• WORK REQUEST: From the entries provided below, copy each line that contains the word "description".

• PROVIDED MATERIAL:
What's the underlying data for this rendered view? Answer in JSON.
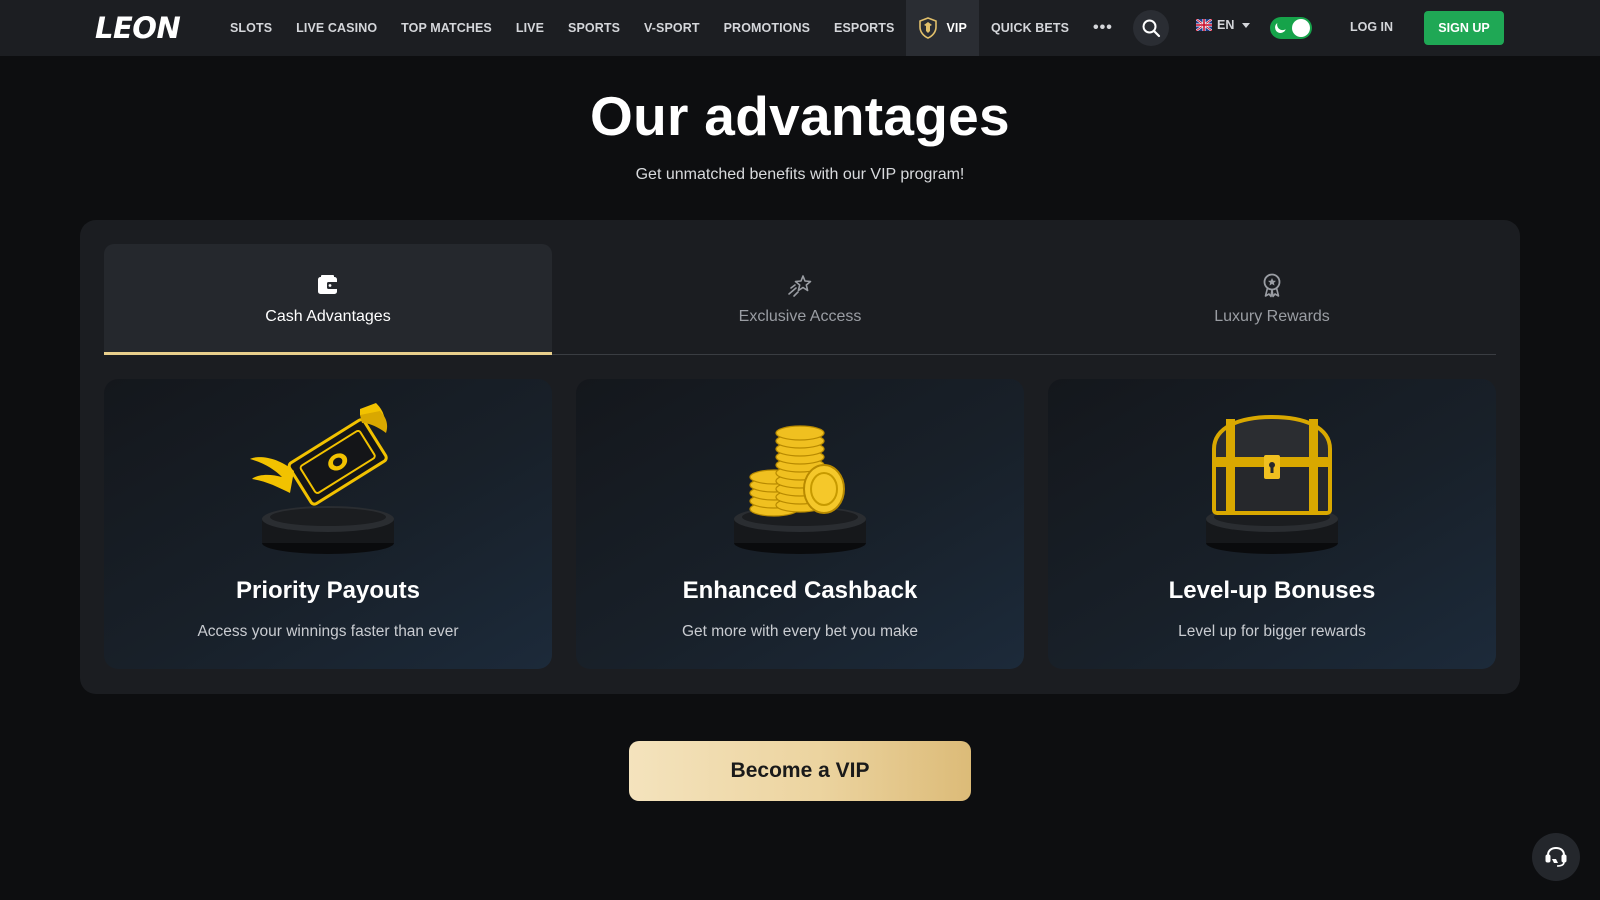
{
  "header": {
    "logo": "LEON",
    "nav": [
      "SLOTS",
      "LIVE CASINO",
      "TOP MATCHES",
      "LIVE",
      "SPORTS",
      "V-SPORT",
      "PROMOTIONS",
      "ESPORTS",
      "VIP",
      "QUICK BETS"
    ],
    "more_icon": "more-dots-icon",
    "search_icon": "search-icon",
    "language": "EN",
    "theme_toggle": "dark-mode-toggle",
    "login_label": "LOG IN",
    "signup_label": "SIGN UP"
  },
  "hero": {
    "title": "Our advantages",
    "subtitle": "Get unmatched benefits with our VIP program!"
  },
  "tabs": [
    {
      "label": "Cash Advantages",
      "icon": "wallet-icon",
      "active": true
    },
    {
      "label": "Exclusive Access",
      "icon": "shooting-star-icon",
      "active": false
    },
    {
      "label": "Luxury Rewards",
      "icon": "award-badge-icon",
      "active": false
    }
  ],
  "cards": [
    {
      "title": "Priority Payouts",
      "description": "Access your winnings faster than ever",
      "icon": "winged-money-icon"
    },
    {
      "title": "Enhanced Cashback",
      "description": "Get more with every bet you make",
      "icon": "coin-stack-icon"
    },
    {
      "title": "Level-up Bonuses",
      "description": "Level up for bigger rewards",
      "icon": "treasure-chest-icon"
    }
  ],
  "cta": {
    "label": "Become a VIP"
  },
  "support": {
    "icon": "chat-support-icon"
  },
  "colors": {
    "accent_gold": "#e9cf8c",
    "signup_green": "#1fa855",
    "header_bg": "#1c1e22",
    "page_bg": "#0d0e10"
  }
}
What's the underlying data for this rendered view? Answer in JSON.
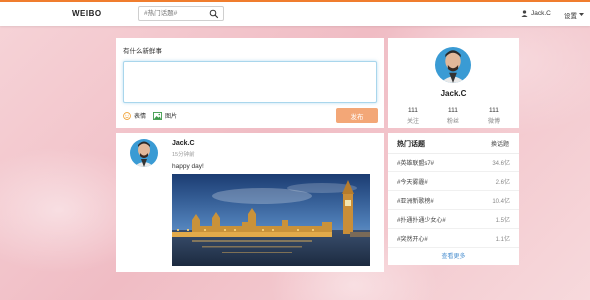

• TASK RESPONSE:
      "description": "Access your winnings faster than ever",
      "description": "Get more with every bet you make",
      "description": "Level up for bigger rewards",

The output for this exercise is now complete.